Movie Review: 'The Aviator'
by Rich Brooks
8 February 2005
Some of you may have noticed that I haven't written a review of a new movie for several months, and for good reason. There simply hasn't been anything showing in our local cinema worth buying a ticket for; hell, nothing I'd watch even if I were given a free pass. Until now, that is, when "Aviator" has finally hit the local screen.
Howard Hughes was a fascinating but enigmatic character. The billionaire movie maker and aviation pioneer had affairs with some of the most glamorous stars of Hollywood's "golden age" and was generally reputed to be a "playboy," yet he died in 1976 as an unkempt recluse in a Las Vegas hotel penthouse. Although he inherited his wealth from his father's Hughes Tool Company in Houston, he was anything but the "idle rich" playboy stereotype; he was hard working and hard driven and often took business risks considered foolish by more conventional minds. As a result, Hughes was at one time generally considered to be the richest man in the world.
When I first heard that Leonardo DiCaprio was playing the part of Hughes, I was puzzled and a bit skeptical. I couldn't picture any physical resemblance and have always considered DiCaprio a lightweight actor. However, much to my surprise, he turned in the best performance of his career and was thoroughly convincing in the part. I don't know how true-to-life his portrayal is, however, because, except for a few still photos, I've never seen or heard the real Hughes and have no basis for comparison; I suspect most moviegoers are in the same boat.
The supporting cast is equally good, particularly Cate Blanchette as Katherine Hepburn. She manages to capture Hepburn's distinctive voice and mannerisms. There is also a significant role given to Kate Beckinsale as Ava Gardiner and the cameo appearance of Gwen Stefani as twenties blonde bombshell Jean Harlow. All of these actresses add spice and historical interest to the movie.

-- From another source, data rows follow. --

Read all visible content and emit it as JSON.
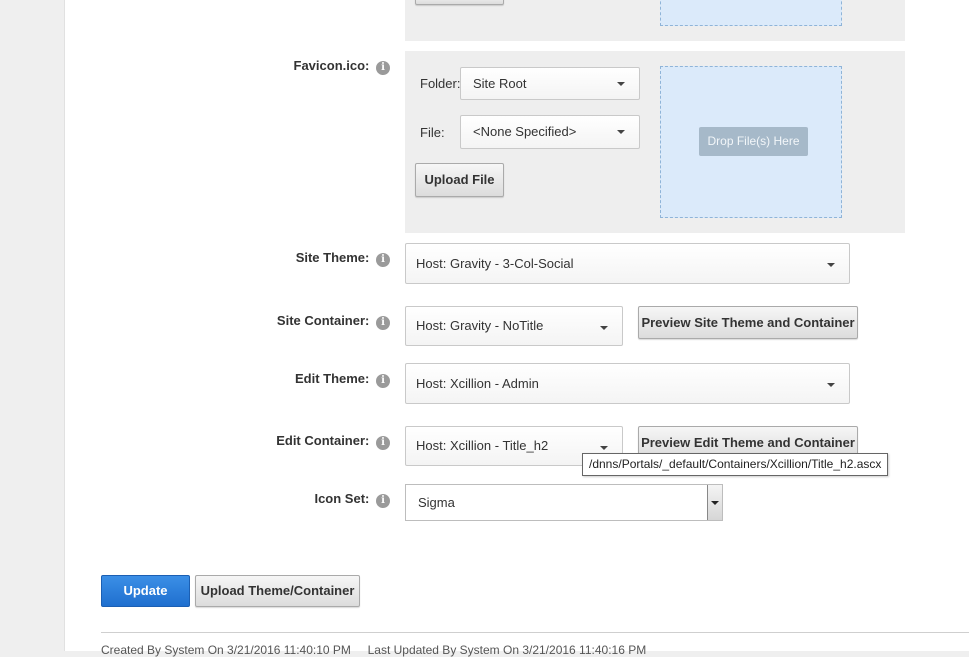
{
  "favicon": {
    "label": "Favicon.ico:",
    "folder_label": "Folder:",
    "folder_value": "Site Root",
    "file_label": "File:",
    "file_value": "<None Specified>",
    "upload_label": "Upload File",
    "drop_label": "Drop File(s) Here"
  },
  "site_theme": {
    "label": "Site Theme:",
    "value": "Host: Gravity - 3-Col-Social"
  },
  "site_container": {
    "label": "Site Container:",
    "value": "Host: Gravity - NoTitle",
    "preview_label": "Preview Site Theme and Container"
  },
  "edit_theme": {
    "label": "Edit Theme:",
    "value": "Host: Xcillion - Admin"
  },
  "edit_container": {
    "label": "Edit Container:",
    "value": "Host: Xcillion - Title_h2",
    "preview_label": "Preview Edit Theme and Container",
    "tooltip": "/dnns/Portals/_default/Containers/Xcillion/Title_h2.ascx"
  },
  "icon_set": {
    "label": "Icon Set:",
    "value": "Sigma"
  },
  "actions": {
    "update_label": "Update",
    "upload_theme_label": "Upload Theme/Container"
  },
  "footer": {
    "text": "Created By System On 3/21/2016 11:40:10 PM     Last Updated By System On 3/21/2016 11:40:16 PM"
  },
  "colors": {
    "primary": "#2f7fd9",
    "drop_zone": "#dbeafa",
    "panel": "#eeeeee"
  }
}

We learn right from the beginning of the film that Hughes was obsessed with germs, an obsession we are told that was planted in his head by his mother at an early age. This obsessive-compulsive behavior becomes more noticeable as the movie progresses. Apparently his mental illness began much earlier than I had previously believed, because even though he was able to still function in his business dealings and as a pilot, he was beginning to behave abnormally by 1947 if we are to believe this movie. However, the film mercifully ends here, and we are spared the gruesome spectacle of his long, slow deterioration.
"The Aviator" captures the feel of Hollywood in the 1920s and 1930s. It also features some exciting aviation scenes, including one spectacular crash which Hughes almost unbelievably survived. This mixture of special effects and storytelling makes for a compelling film and you forget that it is almost three hours long. I didn't glance at my watch a single time, and that for me is a good measure of how much I like any movie. The sometimes controversial but often acclaimed Martin Scorsese directed, and this is definitely one of his better efforts.
Unfortunately, the Miramax Weinstein brothers produced the film, but there is no obvious jewish agenda at work here. The only obvious jew in the movie is the brief appearance of MGM boss Louis B. Mayer, and it is obvious there is no love lost between him and Hughes. Hughes, in fact, is one of the few gentiles ever to succeed in the motion picture business. Since negroes seldom inhabited Hughes's world during the twenties, thirties, and forties, it is an all-White picture as well.
"The Aviator," in a word, is the best movie I have seen in the past year, and I recommend it highly.
More Brooks writing on tap at WhiteAlert.com.